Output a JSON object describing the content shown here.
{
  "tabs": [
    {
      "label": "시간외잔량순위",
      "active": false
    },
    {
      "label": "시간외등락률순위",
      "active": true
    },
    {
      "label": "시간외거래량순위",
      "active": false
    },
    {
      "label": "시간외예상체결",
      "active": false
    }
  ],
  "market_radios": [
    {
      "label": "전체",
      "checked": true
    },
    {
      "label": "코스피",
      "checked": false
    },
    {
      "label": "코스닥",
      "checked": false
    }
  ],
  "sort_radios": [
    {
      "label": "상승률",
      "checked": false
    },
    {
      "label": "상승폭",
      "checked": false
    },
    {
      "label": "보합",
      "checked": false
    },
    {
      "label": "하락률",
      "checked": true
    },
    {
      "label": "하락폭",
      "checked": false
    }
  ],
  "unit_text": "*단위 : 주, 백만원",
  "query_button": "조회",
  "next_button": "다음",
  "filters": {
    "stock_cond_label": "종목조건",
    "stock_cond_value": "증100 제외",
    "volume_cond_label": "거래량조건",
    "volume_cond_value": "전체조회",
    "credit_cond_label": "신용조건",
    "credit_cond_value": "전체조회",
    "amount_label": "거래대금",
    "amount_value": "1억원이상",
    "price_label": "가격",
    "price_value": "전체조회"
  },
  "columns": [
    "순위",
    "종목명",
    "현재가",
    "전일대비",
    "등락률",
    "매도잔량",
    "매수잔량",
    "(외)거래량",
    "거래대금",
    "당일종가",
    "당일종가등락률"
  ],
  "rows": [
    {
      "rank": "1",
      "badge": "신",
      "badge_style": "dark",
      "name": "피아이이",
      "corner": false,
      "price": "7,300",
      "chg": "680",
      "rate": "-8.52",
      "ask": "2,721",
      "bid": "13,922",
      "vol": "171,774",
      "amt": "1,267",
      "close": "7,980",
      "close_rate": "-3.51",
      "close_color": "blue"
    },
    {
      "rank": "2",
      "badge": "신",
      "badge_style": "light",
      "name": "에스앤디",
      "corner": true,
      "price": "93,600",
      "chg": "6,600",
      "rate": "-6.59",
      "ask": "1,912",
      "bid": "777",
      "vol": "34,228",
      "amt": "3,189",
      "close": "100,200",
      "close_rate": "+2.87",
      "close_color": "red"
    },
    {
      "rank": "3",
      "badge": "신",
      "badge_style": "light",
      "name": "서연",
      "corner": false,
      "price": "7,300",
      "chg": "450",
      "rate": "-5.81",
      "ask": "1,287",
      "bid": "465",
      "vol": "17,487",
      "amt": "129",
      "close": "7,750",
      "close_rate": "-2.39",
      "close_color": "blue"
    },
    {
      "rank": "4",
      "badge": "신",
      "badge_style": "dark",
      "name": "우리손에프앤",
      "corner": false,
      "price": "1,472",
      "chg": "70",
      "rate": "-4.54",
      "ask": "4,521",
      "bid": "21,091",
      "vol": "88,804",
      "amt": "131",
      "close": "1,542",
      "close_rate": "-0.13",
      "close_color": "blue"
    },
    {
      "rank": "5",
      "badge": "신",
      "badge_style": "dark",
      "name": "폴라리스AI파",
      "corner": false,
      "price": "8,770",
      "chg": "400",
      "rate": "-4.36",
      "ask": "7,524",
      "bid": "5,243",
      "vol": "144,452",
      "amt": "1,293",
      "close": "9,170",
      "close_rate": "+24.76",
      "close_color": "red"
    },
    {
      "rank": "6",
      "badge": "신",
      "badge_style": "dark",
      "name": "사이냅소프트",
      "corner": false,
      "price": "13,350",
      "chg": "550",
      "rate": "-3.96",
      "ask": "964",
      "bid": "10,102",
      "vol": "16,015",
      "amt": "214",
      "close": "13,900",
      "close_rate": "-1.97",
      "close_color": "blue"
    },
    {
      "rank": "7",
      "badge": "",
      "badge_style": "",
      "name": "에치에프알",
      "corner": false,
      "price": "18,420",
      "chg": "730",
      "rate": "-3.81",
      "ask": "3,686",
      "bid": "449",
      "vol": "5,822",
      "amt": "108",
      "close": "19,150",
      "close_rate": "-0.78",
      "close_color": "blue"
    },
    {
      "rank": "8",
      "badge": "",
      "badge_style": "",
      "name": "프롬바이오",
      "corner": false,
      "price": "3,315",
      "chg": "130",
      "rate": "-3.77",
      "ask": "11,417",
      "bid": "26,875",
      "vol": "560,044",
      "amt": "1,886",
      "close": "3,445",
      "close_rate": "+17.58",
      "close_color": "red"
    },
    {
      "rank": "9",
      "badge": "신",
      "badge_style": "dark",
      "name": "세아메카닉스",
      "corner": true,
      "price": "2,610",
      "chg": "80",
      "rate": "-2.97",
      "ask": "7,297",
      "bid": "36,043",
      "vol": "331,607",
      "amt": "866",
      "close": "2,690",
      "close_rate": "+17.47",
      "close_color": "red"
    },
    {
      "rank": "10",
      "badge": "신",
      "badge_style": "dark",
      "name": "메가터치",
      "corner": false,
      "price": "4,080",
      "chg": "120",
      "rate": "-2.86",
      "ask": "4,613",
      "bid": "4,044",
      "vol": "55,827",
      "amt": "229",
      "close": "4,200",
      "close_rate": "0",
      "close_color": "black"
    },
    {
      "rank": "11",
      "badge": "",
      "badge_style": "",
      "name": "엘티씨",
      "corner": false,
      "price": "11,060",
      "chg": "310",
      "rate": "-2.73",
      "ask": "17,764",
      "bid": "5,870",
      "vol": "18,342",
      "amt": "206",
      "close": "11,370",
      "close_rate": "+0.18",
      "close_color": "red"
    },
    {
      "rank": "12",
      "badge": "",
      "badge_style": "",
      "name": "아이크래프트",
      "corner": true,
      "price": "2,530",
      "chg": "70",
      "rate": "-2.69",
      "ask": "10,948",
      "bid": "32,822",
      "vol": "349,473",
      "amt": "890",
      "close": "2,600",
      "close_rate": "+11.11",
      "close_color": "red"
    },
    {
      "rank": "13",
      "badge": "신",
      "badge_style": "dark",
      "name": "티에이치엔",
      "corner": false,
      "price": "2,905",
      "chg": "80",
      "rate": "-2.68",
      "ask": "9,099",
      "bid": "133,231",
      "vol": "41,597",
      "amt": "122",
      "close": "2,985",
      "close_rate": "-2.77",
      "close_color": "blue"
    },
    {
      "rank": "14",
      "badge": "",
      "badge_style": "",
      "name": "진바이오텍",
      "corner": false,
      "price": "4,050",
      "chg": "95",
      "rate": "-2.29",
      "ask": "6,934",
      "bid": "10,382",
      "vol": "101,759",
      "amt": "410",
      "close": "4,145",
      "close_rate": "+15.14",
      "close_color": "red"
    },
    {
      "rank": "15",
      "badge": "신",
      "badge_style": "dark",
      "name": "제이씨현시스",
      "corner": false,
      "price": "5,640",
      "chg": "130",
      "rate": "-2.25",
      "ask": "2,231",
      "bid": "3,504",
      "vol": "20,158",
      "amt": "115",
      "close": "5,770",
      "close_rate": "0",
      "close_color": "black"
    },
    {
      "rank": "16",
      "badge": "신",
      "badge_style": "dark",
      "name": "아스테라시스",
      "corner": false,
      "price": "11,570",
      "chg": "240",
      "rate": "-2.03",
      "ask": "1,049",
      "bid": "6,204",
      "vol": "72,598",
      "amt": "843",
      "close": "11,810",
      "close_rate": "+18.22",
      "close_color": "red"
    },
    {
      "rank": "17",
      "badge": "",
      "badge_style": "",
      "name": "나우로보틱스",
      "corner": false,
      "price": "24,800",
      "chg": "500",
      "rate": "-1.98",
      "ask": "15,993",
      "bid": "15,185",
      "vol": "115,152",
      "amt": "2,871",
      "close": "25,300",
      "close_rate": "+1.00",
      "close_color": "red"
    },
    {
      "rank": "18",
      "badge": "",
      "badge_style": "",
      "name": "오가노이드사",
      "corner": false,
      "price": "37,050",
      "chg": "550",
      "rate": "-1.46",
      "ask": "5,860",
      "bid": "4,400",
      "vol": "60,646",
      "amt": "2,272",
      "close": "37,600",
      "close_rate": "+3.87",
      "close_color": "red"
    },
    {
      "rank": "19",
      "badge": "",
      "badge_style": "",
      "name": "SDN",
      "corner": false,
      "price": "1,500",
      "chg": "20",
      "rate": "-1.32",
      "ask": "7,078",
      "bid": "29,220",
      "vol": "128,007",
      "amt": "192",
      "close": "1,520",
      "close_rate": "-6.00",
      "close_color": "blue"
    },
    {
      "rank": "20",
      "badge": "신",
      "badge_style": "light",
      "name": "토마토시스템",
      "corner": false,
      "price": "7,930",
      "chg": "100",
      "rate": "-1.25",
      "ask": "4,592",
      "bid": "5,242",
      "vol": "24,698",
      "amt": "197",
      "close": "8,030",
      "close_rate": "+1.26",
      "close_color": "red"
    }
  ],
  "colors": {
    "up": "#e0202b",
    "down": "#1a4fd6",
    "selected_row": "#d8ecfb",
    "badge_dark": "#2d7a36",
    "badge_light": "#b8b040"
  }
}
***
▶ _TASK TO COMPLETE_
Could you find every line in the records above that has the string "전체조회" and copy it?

▶ _RESPONSE TO THIS EXERCISE_
    "volume_cond_value": "전체조회",
    "credit_cond_value": "전체조회",
    "price_value": "전체조회"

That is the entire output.